Species: borealis (North) or smithii (South)
- Species (Old): castaneus
Common Name: “Chestnut Bolete”
Tells: Stem stuffed with “cotton” & hollow when old. Flesh is hard and brittle. Brown cap edges often split & flare w/age.
Other Information: DNA testing tells us the U.S. has two lookalike species, borealis in the north and smithii in the south. The two are indistinguishable for practical purposes.
Science Notes: DNA evidence has divided the classic European species (G. castaneus) away from its American counterpart, which has itself been divided into versions: G. borealis (which grows in northern regions) and G. smithii (which grows to the south). There is, of course, a massive area of overlap where both species grow.

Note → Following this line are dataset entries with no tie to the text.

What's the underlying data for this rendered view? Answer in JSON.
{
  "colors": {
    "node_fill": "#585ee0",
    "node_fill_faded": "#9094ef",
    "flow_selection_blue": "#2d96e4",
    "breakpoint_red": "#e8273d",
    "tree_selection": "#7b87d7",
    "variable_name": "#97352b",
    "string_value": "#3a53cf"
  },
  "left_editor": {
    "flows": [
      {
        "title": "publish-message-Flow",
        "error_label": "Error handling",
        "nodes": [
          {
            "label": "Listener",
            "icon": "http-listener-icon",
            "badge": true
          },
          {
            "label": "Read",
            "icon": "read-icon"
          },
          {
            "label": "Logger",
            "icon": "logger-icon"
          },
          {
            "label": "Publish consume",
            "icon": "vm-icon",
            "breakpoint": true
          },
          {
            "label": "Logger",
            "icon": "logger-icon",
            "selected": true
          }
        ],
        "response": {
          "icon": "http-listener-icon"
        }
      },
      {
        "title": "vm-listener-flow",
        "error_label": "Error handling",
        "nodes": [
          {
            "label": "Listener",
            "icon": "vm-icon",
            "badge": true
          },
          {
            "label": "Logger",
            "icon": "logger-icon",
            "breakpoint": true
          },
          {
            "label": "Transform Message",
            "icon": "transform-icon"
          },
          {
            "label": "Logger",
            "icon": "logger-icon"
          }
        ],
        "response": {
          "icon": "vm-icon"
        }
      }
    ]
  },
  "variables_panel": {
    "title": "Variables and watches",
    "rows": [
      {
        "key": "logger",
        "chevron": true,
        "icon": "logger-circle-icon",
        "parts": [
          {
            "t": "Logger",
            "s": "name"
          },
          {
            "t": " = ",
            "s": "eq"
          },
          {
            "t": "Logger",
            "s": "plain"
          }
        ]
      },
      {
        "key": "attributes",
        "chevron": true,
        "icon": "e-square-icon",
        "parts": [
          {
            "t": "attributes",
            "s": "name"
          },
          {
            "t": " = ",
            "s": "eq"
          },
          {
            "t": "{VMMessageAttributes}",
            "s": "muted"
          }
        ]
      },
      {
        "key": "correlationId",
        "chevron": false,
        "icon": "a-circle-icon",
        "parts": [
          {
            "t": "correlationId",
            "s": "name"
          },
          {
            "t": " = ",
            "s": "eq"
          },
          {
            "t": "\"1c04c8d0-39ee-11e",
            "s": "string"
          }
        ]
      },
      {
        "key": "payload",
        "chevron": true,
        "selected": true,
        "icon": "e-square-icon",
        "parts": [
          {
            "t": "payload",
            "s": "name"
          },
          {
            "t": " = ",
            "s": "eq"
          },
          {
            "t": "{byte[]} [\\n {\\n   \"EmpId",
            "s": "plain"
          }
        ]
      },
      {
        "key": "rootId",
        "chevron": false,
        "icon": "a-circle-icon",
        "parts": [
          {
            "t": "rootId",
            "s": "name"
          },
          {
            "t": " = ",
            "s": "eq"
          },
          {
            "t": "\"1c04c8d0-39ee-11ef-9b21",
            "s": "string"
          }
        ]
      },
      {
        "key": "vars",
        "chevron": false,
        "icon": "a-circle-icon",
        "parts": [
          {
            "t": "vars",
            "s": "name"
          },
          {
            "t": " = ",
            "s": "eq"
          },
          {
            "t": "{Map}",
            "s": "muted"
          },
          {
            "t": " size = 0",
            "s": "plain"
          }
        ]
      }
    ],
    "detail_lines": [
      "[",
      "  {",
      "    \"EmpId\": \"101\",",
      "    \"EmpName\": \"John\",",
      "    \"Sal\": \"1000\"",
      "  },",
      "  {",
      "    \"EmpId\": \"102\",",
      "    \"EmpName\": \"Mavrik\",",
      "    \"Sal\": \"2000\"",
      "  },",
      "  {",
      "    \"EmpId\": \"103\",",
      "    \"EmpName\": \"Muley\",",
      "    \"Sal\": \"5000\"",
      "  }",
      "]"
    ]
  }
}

Edibility: Choice to most, good to the rest.
- NH4OH (Ammonia): Cap skin turns amber-orange. Cap flesh may turn pale brown, but not reliably.

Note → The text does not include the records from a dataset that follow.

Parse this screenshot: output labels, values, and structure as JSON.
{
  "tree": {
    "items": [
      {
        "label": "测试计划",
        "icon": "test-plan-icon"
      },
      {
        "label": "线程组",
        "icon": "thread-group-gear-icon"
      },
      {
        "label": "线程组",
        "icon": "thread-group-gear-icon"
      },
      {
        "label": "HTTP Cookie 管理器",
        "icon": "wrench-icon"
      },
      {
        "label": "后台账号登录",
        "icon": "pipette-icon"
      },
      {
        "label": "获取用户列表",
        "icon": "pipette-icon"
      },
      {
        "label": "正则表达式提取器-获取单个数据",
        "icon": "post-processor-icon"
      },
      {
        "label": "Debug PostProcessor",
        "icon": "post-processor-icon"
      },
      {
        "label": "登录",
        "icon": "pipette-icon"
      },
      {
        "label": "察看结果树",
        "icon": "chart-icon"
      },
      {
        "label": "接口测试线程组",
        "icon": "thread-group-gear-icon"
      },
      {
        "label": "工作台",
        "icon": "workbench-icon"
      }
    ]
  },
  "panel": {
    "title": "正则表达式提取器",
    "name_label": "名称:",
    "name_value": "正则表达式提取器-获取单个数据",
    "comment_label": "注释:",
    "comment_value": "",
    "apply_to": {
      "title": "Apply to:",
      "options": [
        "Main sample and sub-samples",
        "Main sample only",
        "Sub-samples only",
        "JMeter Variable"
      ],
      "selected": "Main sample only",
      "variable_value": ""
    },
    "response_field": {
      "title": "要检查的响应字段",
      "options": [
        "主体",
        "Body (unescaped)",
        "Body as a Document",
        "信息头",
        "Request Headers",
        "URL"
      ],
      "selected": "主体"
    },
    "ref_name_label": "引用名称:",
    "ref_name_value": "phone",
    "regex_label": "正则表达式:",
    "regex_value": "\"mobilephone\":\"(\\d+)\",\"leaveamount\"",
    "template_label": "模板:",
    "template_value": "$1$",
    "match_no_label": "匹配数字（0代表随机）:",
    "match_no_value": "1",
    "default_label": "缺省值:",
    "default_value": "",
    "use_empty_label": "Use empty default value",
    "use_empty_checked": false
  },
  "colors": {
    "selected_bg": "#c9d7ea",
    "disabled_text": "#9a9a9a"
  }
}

- KOH: Cap skin may be negative or may turn yellow before fading to white. Cap flesh may turn pale brown, but not reliably.
- FeSO4 (Iron Salts): Cap skin does not react. Cap flesh may turn pale brown, but not reliably.
Got something to discuss?
I do believe this mushroom is found on Long Island, NY. I have eaten them from my lawn, and also seen them on the edges of Oak and Beech forests here on the South Fork. They are delicious.
I just checked and it is now listed in the Long Island Mycological Club records. The change has been made. Thanks for the heads-up.
Found in Louisiana as well